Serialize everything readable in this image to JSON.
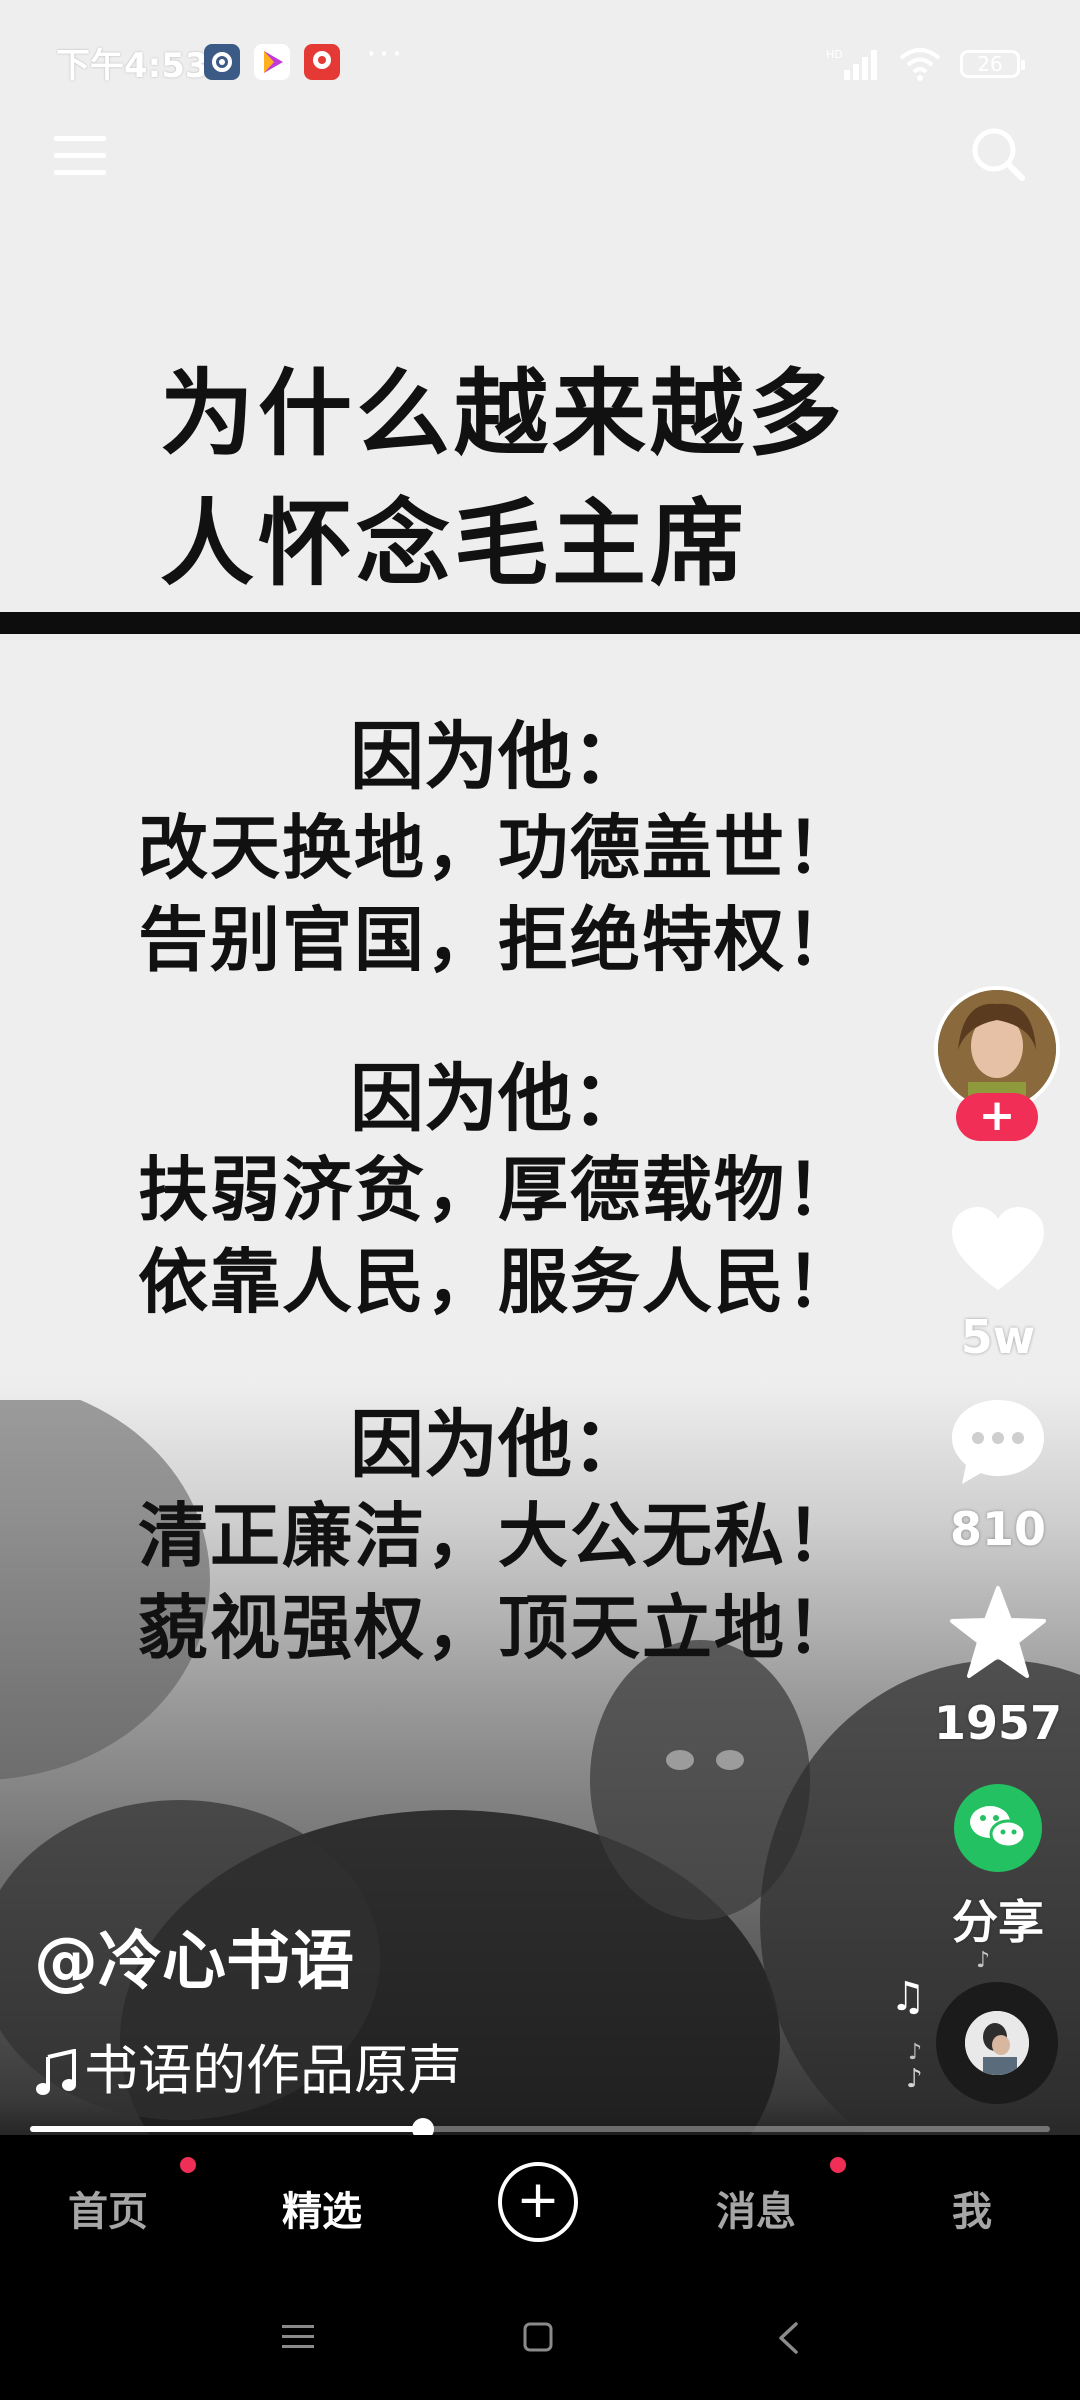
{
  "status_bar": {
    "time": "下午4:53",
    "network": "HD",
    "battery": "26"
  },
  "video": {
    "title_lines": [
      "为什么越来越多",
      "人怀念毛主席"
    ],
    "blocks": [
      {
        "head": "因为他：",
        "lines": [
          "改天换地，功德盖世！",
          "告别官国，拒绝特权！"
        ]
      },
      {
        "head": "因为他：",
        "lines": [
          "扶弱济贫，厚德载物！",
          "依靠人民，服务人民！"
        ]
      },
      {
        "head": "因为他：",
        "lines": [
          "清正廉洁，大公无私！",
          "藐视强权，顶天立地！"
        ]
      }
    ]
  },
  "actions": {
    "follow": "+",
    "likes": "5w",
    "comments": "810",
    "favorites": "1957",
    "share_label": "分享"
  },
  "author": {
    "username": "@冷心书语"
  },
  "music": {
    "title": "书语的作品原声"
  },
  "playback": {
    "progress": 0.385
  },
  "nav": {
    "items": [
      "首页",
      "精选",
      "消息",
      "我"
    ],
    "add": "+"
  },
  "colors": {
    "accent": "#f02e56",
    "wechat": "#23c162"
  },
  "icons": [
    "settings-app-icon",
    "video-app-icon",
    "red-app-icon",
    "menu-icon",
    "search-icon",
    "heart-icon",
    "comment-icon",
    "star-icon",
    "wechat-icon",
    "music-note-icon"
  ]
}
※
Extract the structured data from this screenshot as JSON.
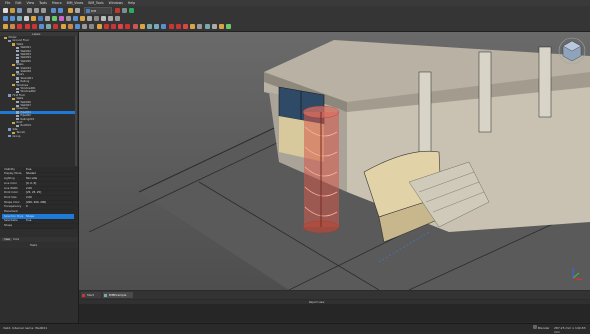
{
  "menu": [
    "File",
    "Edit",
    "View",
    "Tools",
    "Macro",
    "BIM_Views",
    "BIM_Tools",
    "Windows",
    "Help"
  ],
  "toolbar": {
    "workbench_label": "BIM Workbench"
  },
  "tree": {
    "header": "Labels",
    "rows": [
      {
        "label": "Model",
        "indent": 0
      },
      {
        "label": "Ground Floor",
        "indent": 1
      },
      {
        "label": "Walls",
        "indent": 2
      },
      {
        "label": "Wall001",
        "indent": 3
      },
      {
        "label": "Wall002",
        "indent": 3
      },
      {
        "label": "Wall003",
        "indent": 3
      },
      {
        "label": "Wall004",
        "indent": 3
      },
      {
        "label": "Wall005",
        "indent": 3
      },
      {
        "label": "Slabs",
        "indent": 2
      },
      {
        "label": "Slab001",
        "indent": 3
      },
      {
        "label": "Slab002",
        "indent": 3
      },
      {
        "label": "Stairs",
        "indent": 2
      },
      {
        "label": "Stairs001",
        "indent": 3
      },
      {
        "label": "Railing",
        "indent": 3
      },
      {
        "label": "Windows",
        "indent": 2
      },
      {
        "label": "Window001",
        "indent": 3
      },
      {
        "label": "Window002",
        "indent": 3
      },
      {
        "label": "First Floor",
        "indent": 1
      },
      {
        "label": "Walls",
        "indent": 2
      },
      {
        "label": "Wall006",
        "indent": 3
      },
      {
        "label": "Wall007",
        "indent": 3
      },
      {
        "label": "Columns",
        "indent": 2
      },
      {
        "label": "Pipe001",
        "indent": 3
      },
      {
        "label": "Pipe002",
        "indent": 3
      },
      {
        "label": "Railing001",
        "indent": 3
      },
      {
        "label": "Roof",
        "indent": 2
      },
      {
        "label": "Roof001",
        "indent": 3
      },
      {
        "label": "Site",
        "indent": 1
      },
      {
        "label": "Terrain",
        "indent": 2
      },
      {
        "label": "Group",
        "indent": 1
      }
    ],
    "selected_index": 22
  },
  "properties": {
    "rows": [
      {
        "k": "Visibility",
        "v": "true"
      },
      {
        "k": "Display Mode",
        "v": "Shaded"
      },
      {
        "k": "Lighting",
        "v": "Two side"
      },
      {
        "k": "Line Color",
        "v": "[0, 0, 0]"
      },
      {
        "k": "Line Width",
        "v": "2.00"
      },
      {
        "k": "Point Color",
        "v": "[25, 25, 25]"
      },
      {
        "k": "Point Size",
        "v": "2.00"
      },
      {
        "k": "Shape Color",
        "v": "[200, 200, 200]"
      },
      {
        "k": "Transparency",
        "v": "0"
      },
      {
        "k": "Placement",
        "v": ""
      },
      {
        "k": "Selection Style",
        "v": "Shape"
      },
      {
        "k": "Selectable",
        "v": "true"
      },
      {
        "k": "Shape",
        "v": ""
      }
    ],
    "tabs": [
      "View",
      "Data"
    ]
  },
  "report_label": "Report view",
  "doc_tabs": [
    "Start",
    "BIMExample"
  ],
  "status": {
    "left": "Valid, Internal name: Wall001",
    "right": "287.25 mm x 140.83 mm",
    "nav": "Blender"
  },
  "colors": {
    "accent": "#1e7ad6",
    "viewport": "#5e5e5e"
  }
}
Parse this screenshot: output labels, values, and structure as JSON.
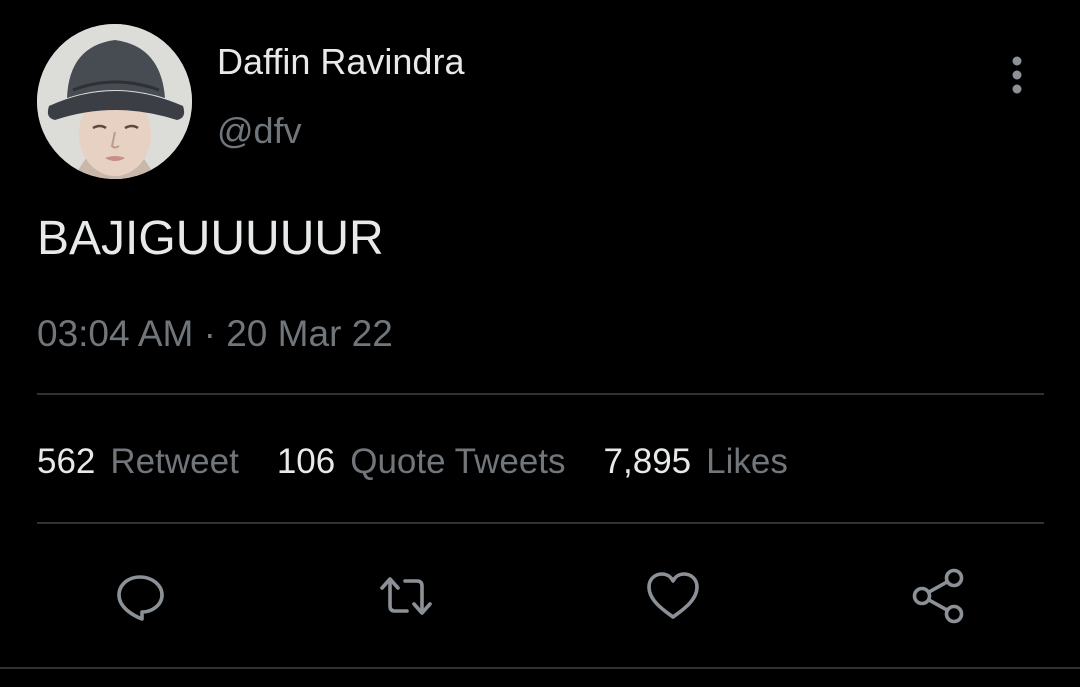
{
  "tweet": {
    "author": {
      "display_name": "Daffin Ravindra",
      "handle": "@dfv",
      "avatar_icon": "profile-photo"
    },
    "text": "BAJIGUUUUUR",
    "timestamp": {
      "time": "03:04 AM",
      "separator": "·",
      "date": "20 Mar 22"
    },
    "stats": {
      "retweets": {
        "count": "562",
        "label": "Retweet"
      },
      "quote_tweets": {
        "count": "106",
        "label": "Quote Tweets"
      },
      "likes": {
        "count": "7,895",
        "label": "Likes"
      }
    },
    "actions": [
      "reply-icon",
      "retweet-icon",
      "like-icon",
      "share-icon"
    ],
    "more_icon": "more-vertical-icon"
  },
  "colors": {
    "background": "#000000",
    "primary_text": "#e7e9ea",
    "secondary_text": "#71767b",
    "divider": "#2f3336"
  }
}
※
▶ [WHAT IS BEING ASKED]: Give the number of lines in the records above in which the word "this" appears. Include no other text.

▶ [TASK OUTPUT]: 3